Mathematics Applications (ATAR)
Course Code: AEMAA/ATMAA
Timetable: Semester 1 and 2
Length of Course: 2 Years
Mathematics is the study of order, relation and pattern. From its origins in counting and measuring, it has
evolved in highly sophisticated and elegant ways to become the language now used to describe many
aspects of the world in the twenty-first century. Statistics are concerned with collecting, analysing, modelling
and interpreting data in order to investigate and understand real world phenomena and solve practical
problems in context. Together, mathematics and statistics provide a framework for thinking and a means of
communication that is powerful, logical, concise and precise.
The Mathematics Applications ATAR course is designed for students who want to extend their mathematical
skills beyond Year 10 level but whose future studies or employment pathways do not require knowledge of
calculus. The course is designed for students who have a wide range of educational and employment
aspirations, including continuing their studies at university or TAFE.
The proficiency strands of the Year 7–10 curriculum – Understanding, Fluency, Problem-solving and
Reasoning – continue to be relevant and are inherent in all aspects of this course. Each of these proficiencies
is essential and are mutually reinforcing. Fluency, for example, might include learning to perform routine
calculations efficiently and accurately, or being able to recognise quickly from a problem description the
appropriate mathematical process or model to apply. Understanding that a single mathematical process can
be used in seemingly different situations helps students to see the connections between different areas of
study and encourages the transfer of learning. This is an important part of learning the art of mathematical

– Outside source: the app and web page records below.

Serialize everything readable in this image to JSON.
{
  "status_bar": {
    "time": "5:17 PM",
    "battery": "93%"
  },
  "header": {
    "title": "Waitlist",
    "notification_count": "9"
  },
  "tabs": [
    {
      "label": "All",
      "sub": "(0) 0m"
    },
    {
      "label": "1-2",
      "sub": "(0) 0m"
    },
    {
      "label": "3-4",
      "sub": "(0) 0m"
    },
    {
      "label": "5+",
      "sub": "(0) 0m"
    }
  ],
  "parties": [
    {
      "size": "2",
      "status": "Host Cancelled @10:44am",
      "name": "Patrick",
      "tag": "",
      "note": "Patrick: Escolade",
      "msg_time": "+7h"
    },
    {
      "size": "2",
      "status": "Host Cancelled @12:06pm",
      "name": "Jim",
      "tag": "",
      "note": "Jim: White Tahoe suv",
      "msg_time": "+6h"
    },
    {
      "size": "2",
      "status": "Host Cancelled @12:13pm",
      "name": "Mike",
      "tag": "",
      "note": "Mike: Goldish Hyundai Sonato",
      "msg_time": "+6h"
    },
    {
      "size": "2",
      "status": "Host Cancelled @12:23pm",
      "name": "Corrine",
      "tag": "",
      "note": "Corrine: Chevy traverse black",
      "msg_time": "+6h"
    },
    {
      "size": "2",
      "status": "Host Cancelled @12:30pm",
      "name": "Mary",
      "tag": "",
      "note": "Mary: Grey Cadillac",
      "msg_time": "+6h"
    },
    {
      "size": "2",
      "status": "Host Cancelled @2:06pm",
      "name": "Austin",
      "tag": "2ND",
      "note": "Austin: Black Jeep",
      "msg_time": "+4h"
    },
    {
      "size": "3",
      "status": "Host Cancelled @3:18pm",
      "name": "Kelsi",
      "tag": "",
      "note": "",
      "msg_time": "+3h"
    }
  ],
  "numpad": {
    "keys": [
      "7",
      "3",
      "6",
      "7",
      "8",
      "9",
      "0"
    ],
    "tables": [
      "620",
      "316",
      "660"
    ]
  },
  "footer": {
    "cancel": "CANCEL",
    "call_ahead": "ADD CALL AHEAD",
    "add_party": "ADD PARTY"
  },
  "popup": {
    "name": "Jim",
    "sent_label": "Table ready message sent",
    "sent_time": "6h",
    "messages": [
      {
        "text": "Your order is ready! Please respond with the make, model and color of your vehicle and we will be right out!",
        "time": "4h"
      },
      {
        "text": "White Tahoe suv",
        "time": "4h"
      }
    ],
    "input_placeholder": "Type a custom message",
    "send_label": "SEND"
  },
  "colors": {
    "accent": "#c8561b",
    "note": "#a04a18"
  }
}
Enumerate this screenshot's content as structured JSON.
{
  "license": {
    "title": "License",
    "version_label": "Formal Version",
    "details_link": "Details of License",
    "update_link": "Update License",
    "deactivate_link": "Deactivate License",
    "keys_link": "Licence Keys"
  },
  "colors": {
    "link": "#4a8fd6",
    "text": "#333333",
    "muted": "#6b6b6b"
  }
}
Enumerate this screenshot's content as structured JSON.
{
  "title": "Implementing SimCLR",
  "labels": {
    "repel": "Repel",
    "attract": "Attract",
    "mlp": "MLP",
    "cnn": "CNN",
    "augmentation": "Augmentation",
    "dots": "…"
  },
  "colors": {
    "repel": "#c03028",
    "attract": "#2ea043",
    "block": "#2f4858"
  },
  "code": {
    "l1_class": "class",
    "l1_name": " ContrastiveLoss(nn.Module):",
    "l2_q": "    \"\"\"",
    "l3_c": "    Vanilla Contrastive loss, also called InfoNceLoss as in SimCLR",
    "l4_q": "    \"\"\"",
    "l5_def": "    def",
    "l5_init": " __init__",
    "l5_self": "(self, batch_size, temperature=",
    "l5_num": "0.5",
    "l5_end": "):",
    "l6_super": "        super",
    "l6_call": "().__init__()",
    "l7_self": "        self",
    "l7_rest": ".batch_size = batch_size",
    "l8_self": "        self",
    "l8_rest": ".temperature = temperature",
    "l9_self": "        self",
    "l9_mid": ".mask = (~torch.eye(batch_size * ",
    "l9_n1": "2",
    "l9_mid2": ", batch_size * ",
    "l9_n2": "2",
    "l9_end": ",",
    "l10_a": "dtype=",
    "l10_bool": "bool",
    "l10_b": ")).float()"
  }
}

problem-solving. In performing such analyses, reasoning is required at each decision-making step and in
drawing appropriate conclusions. Presenting the analysis in a logical and clear manner to explain the
reasoning used is also an integral part of the learning process.
Throughout the course, there is an emphasis on the use and application of digital technologies.
This unit has three topics: ‘Consumer arithmetic’, ‘Algebra and matrices’, and ‘Shape and measurement’.
‘Consumer arithmetic’ reviews the concepts of rate and percentage change in the context of earning and
managing money and provides a fertile ground for the use of spread sheets.
‘Algebra and matrices’ continues the Year 7–10 curriculum study of algebra and introduces the topic of
matrices. The emphasis of this topic is the symbolic representation and manipulation of information from
real-life contexts using algebra and matrices.
‘Shape and measurement’ builds on and extends the knowledge and skills students developed in the
Year 7–10 curriculum with the concept of similarity and associated calculations involving simple geometric
shapes. The emphasis in this topic is on applying these skills in a range of practical contexts, including those
involving three-dimensional shapes.
This unit has three topics: ‘Univariate data analysis and the statistical process’, ‘Linear equations and their
graphs’, and ‘Applications of trigonometry’.
‘Univariate data analysis and the statistical process’ develops students’ ability to organise and summarise
univariate data in the context of conducting a statistical investigation.
‘Linear equations and their graphs’ uses linear equations and straight-line graphs, as well as linear-piecewise and step graphs to model and analyse practical situations.
‘Applications of trigonometry’ extends students’ knowledge of trigonometry to solve practical problems
involving non-right- angled triangles in both two and three dimensions, including problems involving the use
of angles of elevation and depression and bearings in navigation.
This unit has three topics: ‘Bivariate data analysis’, ‘Growth and decay in sequences’, and ‘Graphs and
‘Bivariate data analysis’ introduces students to some methods for identifying, analysing and describing
associations between pairs of variables, including the use of the least-squares method as a tool for modelling
and analysing linear associations. The content is to be taught within the framework of the statistical
‘Growth and decay in sequences’ employs recursion to generate sequences that can be used to model and
investigate patterns of growth and decay in discrete situations. These sequences find application in a wide
range of practical situations, including modelling the growth of a compound interest investment, the growth
of a bacterial population, or the decrease in the value of a car over time. Sequences are also essential to
understanding the patterns of growth and decay in loans and investments that are studied in detail in Unit 4.
‘Graphs and networks’ introduces students to the language of graphs and the ways in which graphs,
represented as a collection of points and interconnecting lines, can be used to model and analyse everyday
situations, such as a rail or social network.
This unit has three topics: ‘Time series analysis’, ‘Loans, investments and annuities’, and ‘Networks and
‘Time series analysis’ continues students’ study of statistics by introducing them to the concepts and
techniques of time series analysis. The content is to be taught within the framework of the statistical
‘Loans investments and annuities’ aims to provide students with sufficient knowledge of financial
mathematics to solve practical problems associated with taking out or refinancing a mortgage and making
‘Networks and decision mathematics’ uses networks to model and aid decision making in practical situations.
Students undertaking this course may wish to consider tertiary studies in:
- Bachelor of Science
- Bachelor of Commerce
This course suits direct workforce entry into the following:
- Insurance Agent
- Laboratory Worker
Estimated Charges: $50 per year